California residents may be interested to learn that the U.S. Supreme Court has refused to reconsider an appeals court decision striking down an Arizona law that denied bail to illegal immigrants charged with serious felonies. The rejection, announced on June 1, means that the lower court's ruling that the law is unconstitutional stands.
In 2006, 78 percent of Arizona voters approved a constitutional amendment that said judges could not release illegal immigrants on bail "if the proof is evident or the presumption great that the person is guilty of the offense charged." Three state and federal courts allowed the amendment to stand based on a 2003 Supreme Court case that found illegal immigrants can be jailed before trial because they may flee over fears of being deported. However, the U.S. Court of Appeals for the 9th Circuit overturned those rulings based on a 1984 federal law that states judges must decide on a case-by-case basis if dangerous defendants should be jailed before trial. The court found that Arizona's law was a "scattershot attempt" to combat flight risk. The majority of the Supreme Court declined to intervene. The court's three most conservative members, Justices Samuel Alito, Antonin Scalia and Clarence Thomas, would have heard the case.
Defendants charged with capital offenses can be denied bail in 22 states, and those charged with crimes that threaten a life sentence can be denied bail in six states. However, only Arizona, Alabama and Missouri have laws that deny bail based on immigration status.
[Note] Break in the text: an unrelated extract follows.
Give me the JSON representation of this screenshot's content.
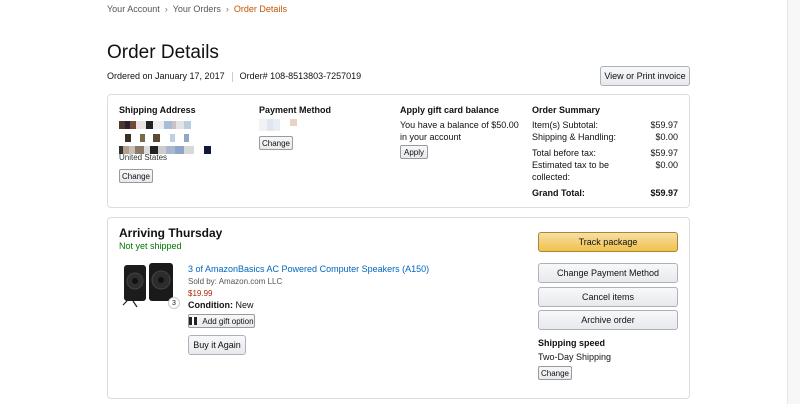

Anyone facing immigration issues based upon alleged criminal activities may benefit by consulting with an attorney. Immigration attorneys can review the details of a particular case and recommend the best course of legal action.